  • Compare the content: Does the content of the audio message align with what the person would say? Or within the context in which it’s presented? Consider if the content seems out of character or contradicts known facts.
  • Seek verification: Is there any independent evidence to support the claims made? If not, approach it with healthy skepticism.

Text-Based Deepfakes

Emerging as a significant concern for businesses, text-based deepfakes mimic the writing style of individuals or publications. Scammers can use these to spread misinformation or impersonate someone online.

To detect them:

  • Read critically: Pay attention to the writing style, vocabulary, and tone. Does it match the way the person or publication typically writes? Look for unusual phrasing, grammatical errors, or inconsistencies in tone.
  • Check factual accuracy: Verify the information presented in the text against reliable sources. Don’t rely solely on the content itself for confirmation.
  • Be wary of emotional triggers: Be cautious of content that evokes strong emotions. Such as fear, anger, or outrage. Scammers may be using these to manipulate your judgment.

Deepfake Videos with Object Manipulation

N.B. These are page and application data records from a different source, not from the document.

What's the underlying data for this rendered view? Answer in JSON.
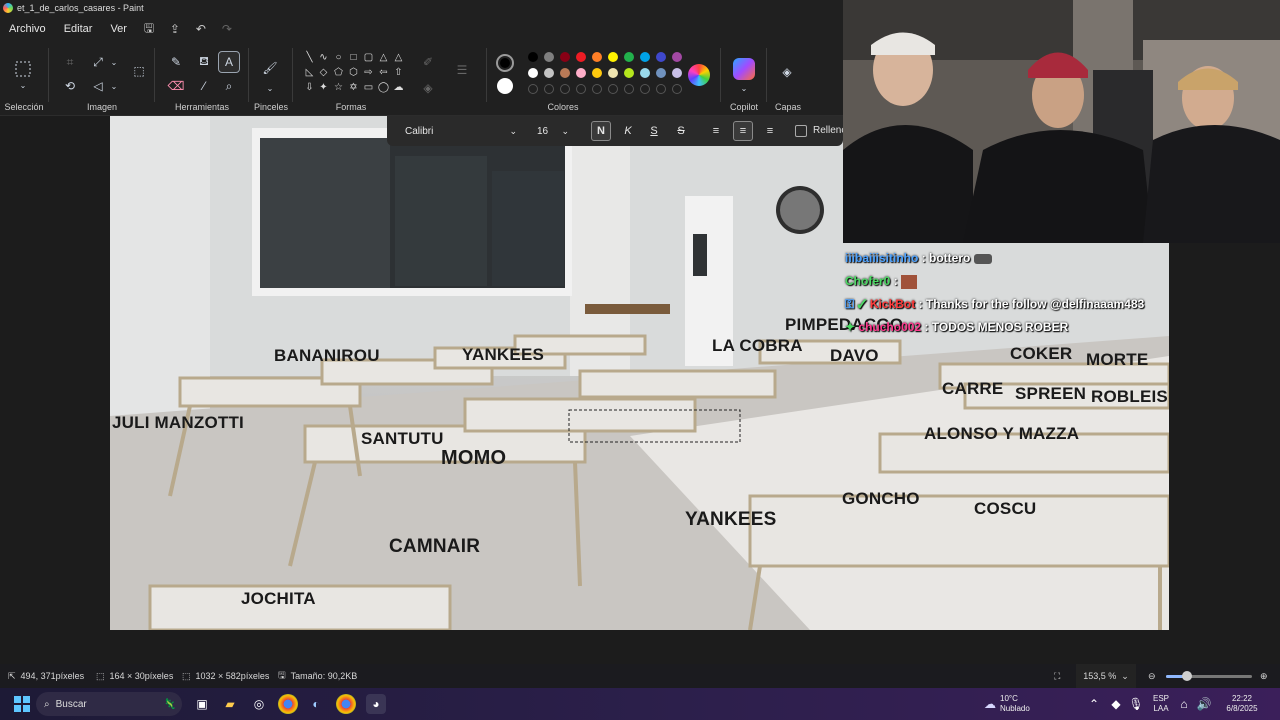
{
  "window": {
    "title": "et_1_de_carlos_casares - Paint"
  },
  "menu": {
    "file": "Archivo",
    "edit": "Editar",
    "view": "Ver"
  },
  "ribbon": {
    "groups": {
      "selection": "Selección",
      "image": "Imagen",
      "tools": "Herramientas",
      "brushes": "Pinceles",
      "shapes": "Formas",
      "colors": "Colores",
      "copilot": "Copilot",
      "layers": "Capas"
    },
    "palette_row1": [
      "#000000",
      "#7f7f7f",
      "#880015",
      "#ed1c24",
      "#ff7f27",
      "#fff200",
      "#22b14c",
      "#00a2e8",
      "#3f48cc",
      "#a349a4"
    ],
    "palette_row2": [
      "#ffffff",
      "#c3c3c3",
      "#b97a57",
      "#ffaec9",
      "#ffc90e",
      "#efe4b0",
      "#b5e61d",
      "#99d9ea",
      "#7092be",
      "#c8bfe7"
    ],
    "color1": "#000000",
    "color2": "#ffffff"
  },
  "text_toolbar": {
    "font": "Calibri",
    "size": "16",
    "bold": "N",
    "italic": "K",
    "underline": "S",
    "strike": "S",
    "fill_label": "Relleno"
  },
  "canvas_labels": [
    "BANANIROU",
    "YANKEES",
    "LA COBRA",
    "PIMPEDACGO",
    "DAVO",
    "COKER",
    "MORTE",
    "CARRE",
    "SPREEN",
    "ROBLEIS",
    "JULI MANZOTTI",
    "SANTUTU",
    "MOMO",
    "ALONSO Y MAZZA",
    "GONCHO",
    "COSCU",
    "YANKEES",
    "CAMNAIR",
    "JOCHITA"
  ],
  "chat": [
    {
      "user": "iiibaiiisitinho",
      "user_color": "#4fa3ff",
      "text": ": bottero"
    },
    {
      "user": "Chofer0",
      "user_color": "#4cd964",
      "text": ":"
    },
    {
      "user": "KickBot",
      "user_color": "#ff3b3b",
      "text": ": Thanks for the follow @delfinaaam483"
    },
    {
      "user": "chucho002",
      "user_color": "#ff3b8f",
      "text": ": TODOS MENOS ROBER"
    }
  ],
  "status": {
    "cursor": "494, 371píxeles",
    "selection": "164 × 30píxeles",
    "canvas_size": "1032 × 582píxeles",
    "file_size": "Tamaño: 90,2KB",
    "zoom": "153,5 %"
  },
  "taskbar": {
    "search_placeholder": "Buscar",
    "weather_temp": "10°C",
    "weather_desc": "Nublado",
    "lang_top": "ESP",
    "lang_bottom": "LAA",
    "time": "22:22",
    "date": "6/8/2025"
  }
}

Businesses must also guard against deepfake videos manipulating objects within real footage. Bad actors may be using this to fabricate events or alter visual evidence.

To detect them:

  • Observe physics and movement: Pay attention to how objects move in the video. Does their motion appear natural and consistent with the laws of physics? Look for unnatural movement patterns as well as sudden changes in object size, or inconsistencies in lighting and shadows.
  • Seek original footage: If possible, try to find the original source of the video footage. This can help you compare it to the manipulated version and identify alterations.

Staying vigilant and applying critical thinking are crucial in the age of deepfakes.  

Employees must be equipped with a comprehensive understanding of the diverse forms that deepfakes can take. This entails discerning subtle discrepancies or anomalies that might signal a fabricated video or audio clip. Moreover, deepfake detection requires a commitment to verifying information through reputable channels or sources before accepting it as authentic.

By fostering a proactive stance toward deepfake detection and mitigation, businesses can bolster their resilience against potential threats. Employees serve as the initial line of defense, armed with the knowledge and skills to identify and address deepfake-related risks.

Regular training sessions and educational initiatives can further empower staff members to navigate the evolving landscape of digital deception. By instilling a collective sense of responsibility and preparedness, organizations can effectively fortify their defenses and safeguard their integrity in the face of deepfake challenges.

Is your business ready?

  1. Do you have a thorough understanding of your fraud detection process?
  2. Do you have a thorough understanding of the current threat landscape, including deepfakes and deepfake detection?
  3. Have you assessed the legal ramifications of deepfakes for your organization and devised strategies to minimize risks?
  4. Is your IT infrastructure security equipped to counter deepfake threats effectively?

Article used with permission from The Technology Press.